Data section:

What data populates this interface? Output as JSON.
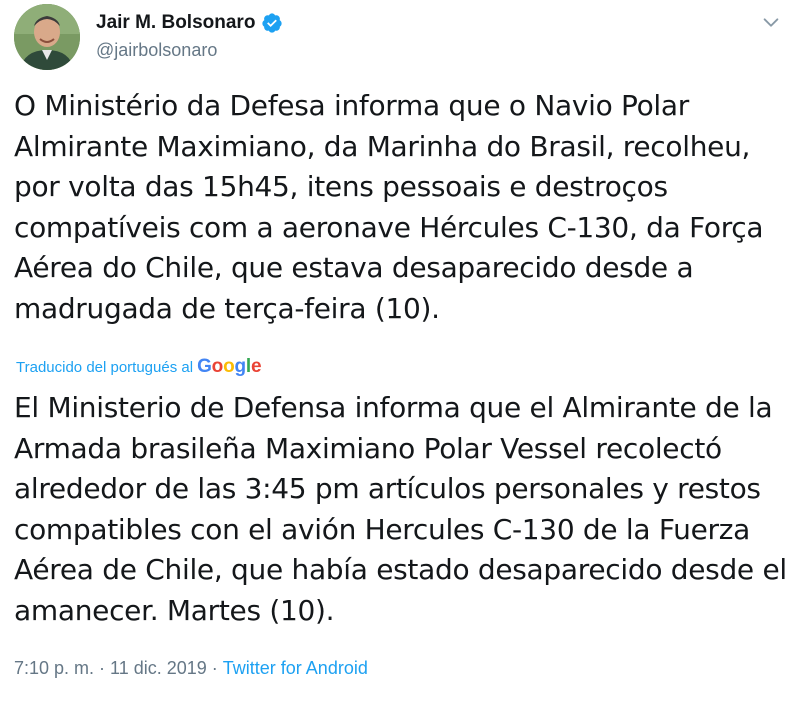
{
  "author": {
    "display_name": "Jair M. Bolsonaro",
    "handle": "@jairbolsonaro",
    "verified": true,
    "verified_color": "#1da1f2"
  },
  "icons": {
    "verified": "verified-badge-icon",
    "menu": "chevron-down-icon"
  },
  "tweet": {
    "text": "O Ministério da Defesa informa que o Navio Polar Almirante Maximiano, da Marinha do Brasil, recolheu, por volta das 15h45, itens pessoais e destroços compatíveis com a aeronave Hércules C-130, da Força Aérea do Chile, que estava desaparecido desde a madrugada de terça-feira (10).",
    "translation_label": "Traducido del portugués al",
    "translation_provider": "Google",
    "translated_text": "El Ministerio de Defensa informa que el Almirante de la Armada brasileña Maximiano Polar Vessel recolectó alrededor de las 3:45 pm artículos personales y restos compatibles con el avión Hercules C-130 de la Fuerza Aérea de Chile, que había estado desaparecido desde el amanecer. Martes (10).",
    "timestamp": "7:10 p. m. · 11 dic. 2019",
    "separator": "·",
    "source": "Twitter for Android"
  },
  "colors": {
    "link": "#1da1f2",
    "text": "#14171a",
    "muted": "#657786"
  }
}
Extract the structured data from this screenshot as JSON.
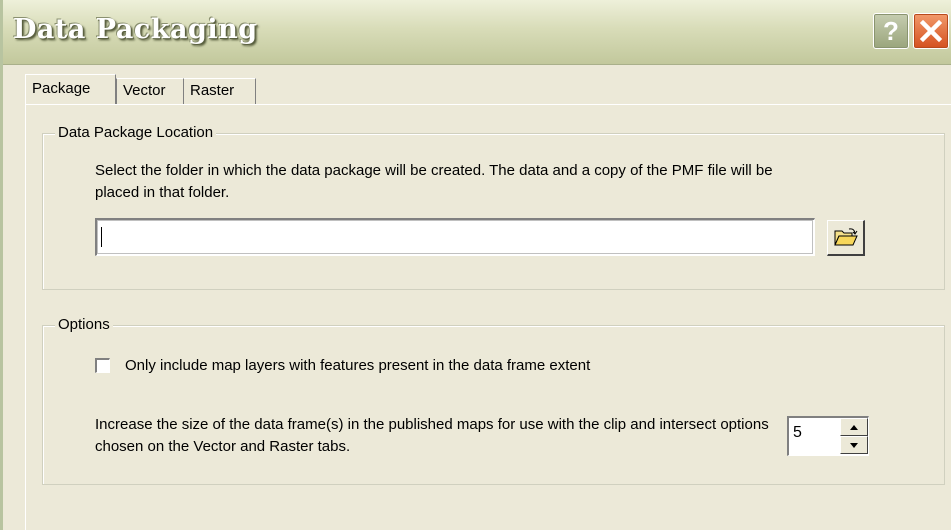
{
  "window": {
    "title": "Data Packaging",
    "help_label": "?"
  },
  "tabs": [
    {
      "label": "Package",
      "active": true
    },
    {
      "label": "Vector",
      "active": false
    },
    {
      "label": "Raster",
      "active": false
    }
  ],
  "location": {
    "legend": "Data Package Location",
    "description": "Select the folder in which the data package will be created. The data and a copy of the PMF file will be placed in that folder.",
    "path_value": "",
    "browse_icon": "folder-open-icon"
  },
  "options": {
    "legend": "Options",
    "only_include_label": "Only include map layers with features present in the data frame extent",
    "only_include_checked": false,
    "expand_label": "Increase the size of the data frame(s) in the published maps for use with the clip and intersect options chosen on the Vector and Raster tabs.",
    "expand_value": "5"
  },
  "colors": {
    "dialog_bg": "#ece9d8",
    "close_button": "#d4501f"
  }
}
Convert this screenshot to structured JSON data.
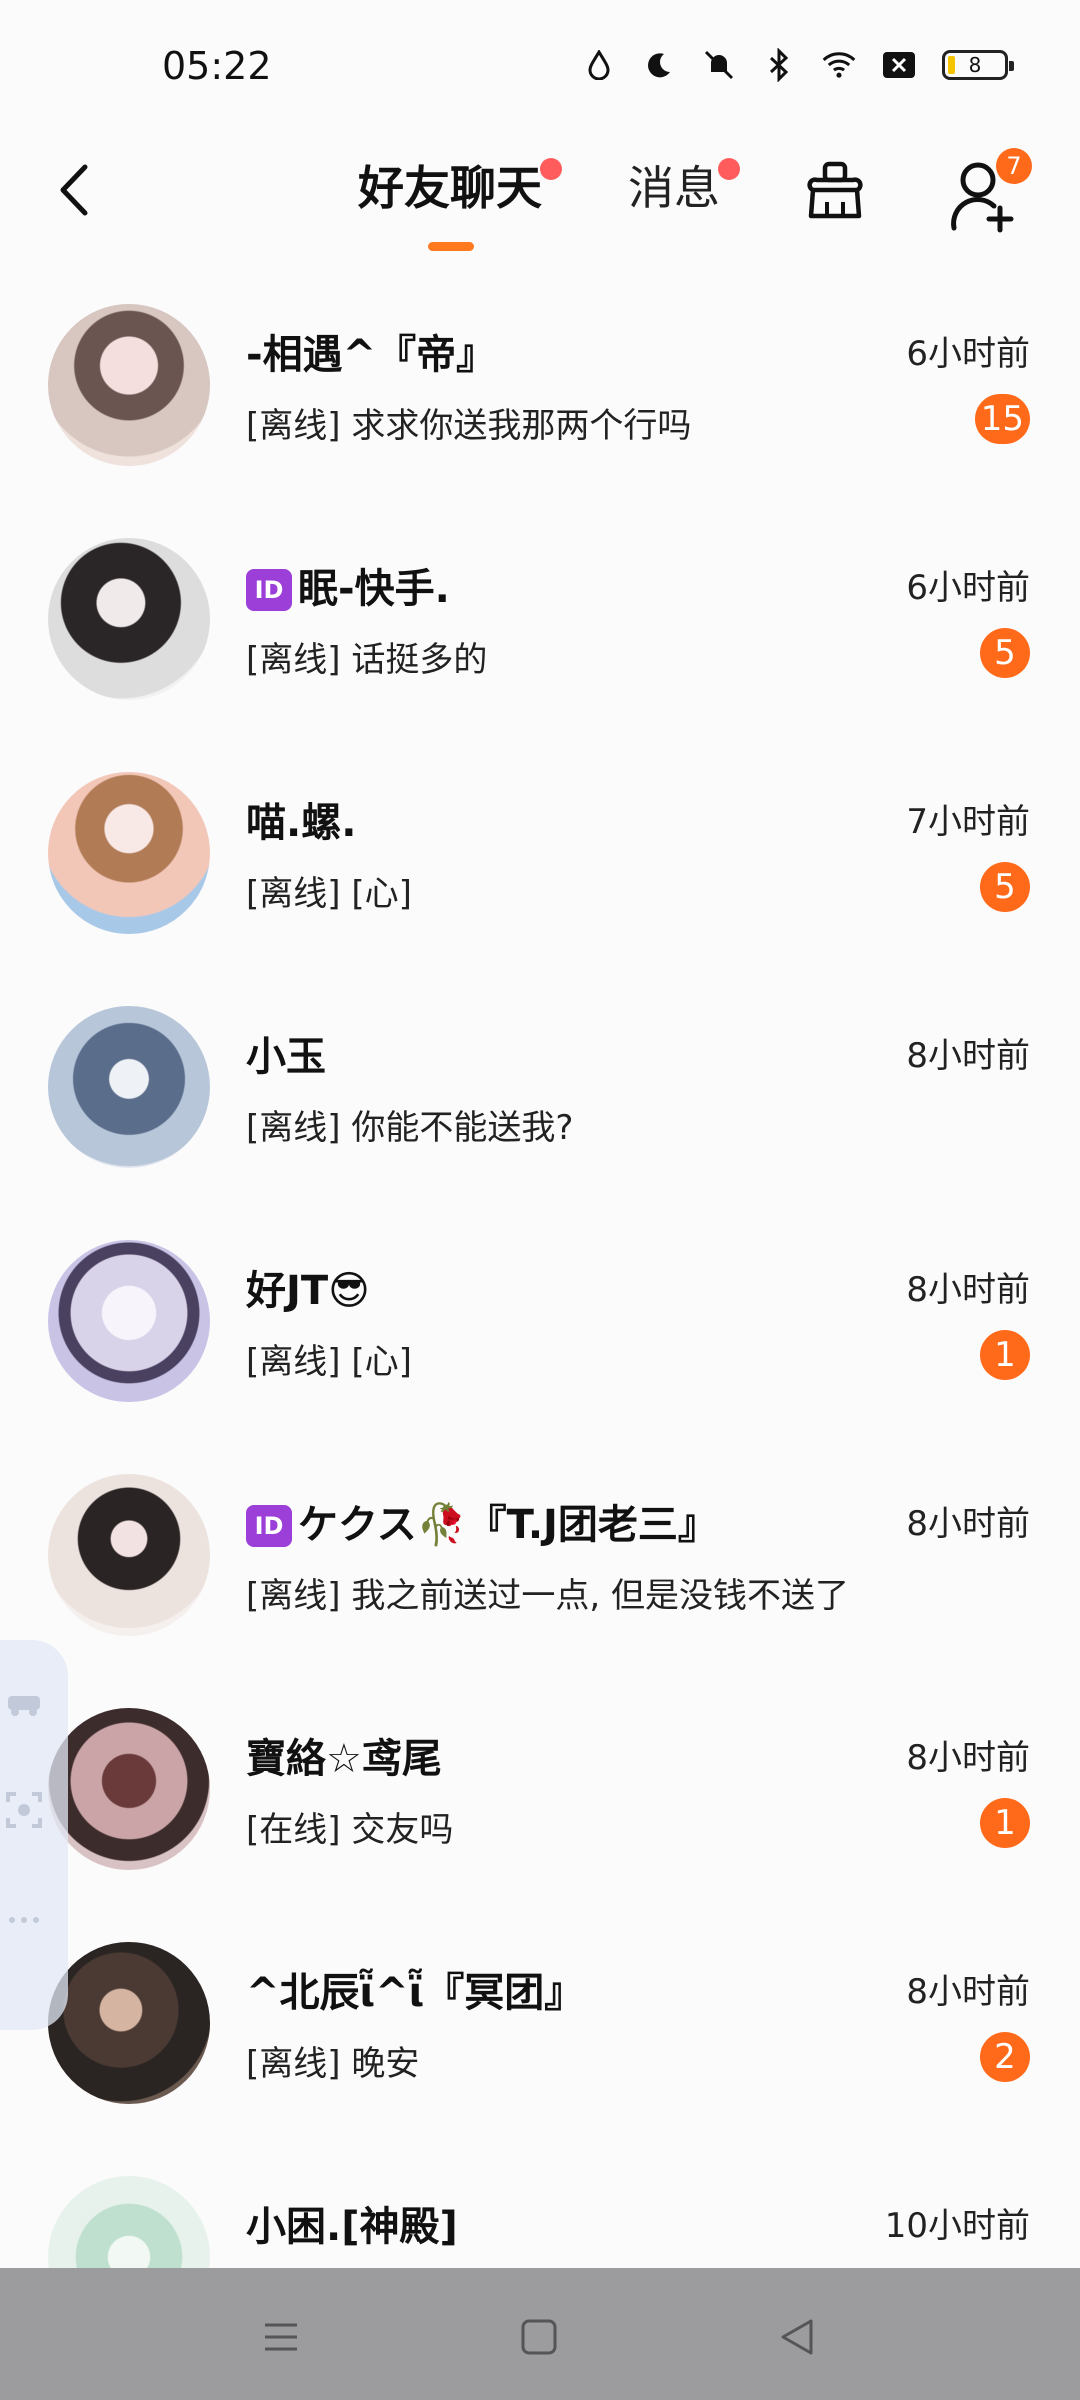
{
  "status_bar": {
    "time": "05:22",
    "battery": "8",
    "icons": [
      "drop-icon",
      "moon-icon",
      "mute-icon",
      "bluetooth-icon",
      "wifi-icon",
      "sim-off-icon",
      "battery-icon"
    ]
  },
  "header": {
    "tabs": [
      {
        "label": "好友聊天",
        "active": true,
        "has_dot": true
      },
      {
        "label": "消息",
        "active": false,
        "has_dot": true
      }
    ],
    "add_friend_badge": "7",
    "accent_color": "#ff7a1f"
  },
  "chats": [
    {
      "name": "-相遇^『帝』",
      "id_badge": false,
      "time": "6小时前",
      "preview": "[离线] 求求你送我那两个行吗",
      "unread": "15"
    },
    {
      "name": "眠-快手.",
      "id_badge": true,
      "time": "6小时前",
      "preview": "[离线] 话挺多的",
      "unread": "5"
    },
    {
      "name": "喵.螺.",
      "id_badge": false,
      "time": "7小时前",
      "preview": "[离线] [心]",
      "unread": "5"
    },
    {
      "name": "小玉",
      "id_badge": false,
      "time": "8小时前",
      "preview": "[离线] 你能不能送我?",
      "unread": ""
    },
    {
      "name": "好JT😎",
      "id_badge": false,
      "time": "8小时前",
      "preview": "[离线] [心]",
      "unread": "1"
    },
    {
      "name": "ケクス🥀『T.J团老三』",
      "id_badge": true,
      "time": "8小时前",
      "preview": "[离线] 我之前送过一点, 但是没钱不送了",
      "unread": ""
    },
    {
      "name": "寶絡☆鸢尾",
      "id_badge": false,
      "time": "8小时前",
      "preview": "[在线] 交友吗",
      "unread": "1"
    },
    {
      "name": "^北辰ῗ^ῗ『冥团』",
      "id_badge": false,
      "time": "8小时前",
      "preview": "[离线] 晚安",
      "unread": "2"
    },
    {
      "name": "小困.[神殿]",
      "id_badge": false,
      "time": "10小时前",
      "preview": "",
      "unread": ""
    }
  ],
  "id_badge_label": "ID"
}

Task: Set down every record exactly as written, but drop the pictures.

Solution for this problem:
What data populates this interface? Output as JSON.
{
  "author": {
    "display_name": "Jair M. Bolsonaro",
    "handle": "@jairbolsonaro",
    "verified": true,
    "verified_color": "#1da1f2"
  },
  "icons": {
    "verified": "verified-badge-icon",
    "menu": "chevron-down-icon"
  },
  "tweet": {
    "text": "O Ministério da Defesa informa que o Navio Polar Almirante Maximiano, da Marinha do Brasil, recolheu, por volta das 15h45, itens pessoais e destroços compatíveis com a aeronave Hércules C-130, da Força Aérea do Chile, que estava desaparecido desde a madrugada de terça-feira (10).",
    "translation_label": "Traducido del portugués al",
    "translation_provider": "Google",
    "translated_text": "El Ministerio de Defensa informa que el Almirante de la Armada brasileña Maximiano Polar Vessel recolectó alrededor de las 3:45 pm artículos personales y restos compatibles con el avión Hercules C-130 de la Fuerza Aérea de Chile, que había estado desaparecido desde el amanecer. Martes (10).",
    "timestamp": "7:10 p. m. · 11 dic. 2019",
    "separator": "·",
    "source": "Twitter for Android"
  },
  "colors": {
    "link": "#1da1f2",
    "text": "#14171a",
    "muted": "#657786"
  }
}
Extract the structured data from this screenshot as JSON.
{
  "window": {
    "title": "Data Packaging",
    "help_label": "?"
  },
  "tabs": [
    {
      "label": "Package",
      "active": true
    },
    {
      "label": "Vector",
      "active": false
    },
    {
      "label": "Raster",
      "active": false
    }
  ],
  "location": {
    "legend": "Data Package Location",
    "description": "Select the folder in which the data package will be created. The data and a copy of the PMF file will be placed in that folder.",
    "path_value": "",
    "browse_icon": "folder-open-icon"
  },
  "options": {
    "legend": "Options",
    "only_include_label": "Only include map layers with features present in the data frame extent",
    "only_include_checked": false,
    "expand_label": "Increase the size of the data frame(s) in the published maps for use with the clip and intersect options chosen on the Vector and Raster tabs.",
    "expand_value": "5"
  },
  "colors": {
    "dialog_bg": "#ece9d8",
    "close_button": "#d4501f"
  }
}
Convert this screenshot to structured JSON data.
{
  "status_bar": {
    "time": "05:22",
    "battery": "8",
    "icons": [
      "drop-icon",
      "moon-icon",
      "mute-icon",
      "bluetooth-icon",
      "wifi-icon",
      "sim-off-icon",
      "battery-icon"
    ]
  },
  "header": {
    "tabs": [
      {
        "label": "好友聊天",
        "active": true,
        "has_dot": true
      },
      {
        "label": "消息",
        "active": false,
        "has_dot": true
      }
    ],
    "add_friend_badge": "7",
    "accent_color": "#ff7a1f"
  },
  "chats": [
    {
      "name": "-相遇^『帝』",
      "id_badge": false,
      "time": "6小时前",
      "preview": "[离线] 求求你送我那两个行吗",
      "unread": "15"
    },
    {
      "name": "眠-快手.",
      "id_badge": true,
      "time": "6小时前",
      "preview": "[离线] 话挺多的",
      "unread": "5"
    },
    {
      "name": "喵.螺.",
      "id_badge": false,
      "time": "7小时前",
      "preview": "[离线] [心]",
      "unread": "5"
    },
    {
      "name": "小玉",
      "id_badge": false,
      "time": "8小时前",
      "preview": "[离线] 你能不能送我?",
      "unread": ""
    },
    {
      "name": "好JT😎",
      "id_badge": false,
      "time": "8小时前",
      "preview": "[离线] [心]",
      "unread": "1"
    },
    {
      "name": "ケクス🥀『T.J团老三』",
      "id_badge": true,
      "time": "8小时前",
      "preview": "[离线] 我之前送过一点, 但是没钱不送了",
      "unread": ""
    },
    {
      "name": "寶絡☆鸢尾",
      "id_badge": false,
      "time": "8小时前",
      "preview": "[在线] 交友吗",
      "unread": "1"
    },
    {
      "name": "^北辰ῗ^ῗ『冥团』",
      "id_badge": false,
      "time": "8小时前",
      "preview": "[离线] 晚安",
      "unread": "2"
    },
    {
      "name": "小困.[神殿]",
      "id_badge": false,
      "time": "10小时前",
      "preview": "",
      "unread": ""
    }
  ],
  "id_badge_label": "ID"
}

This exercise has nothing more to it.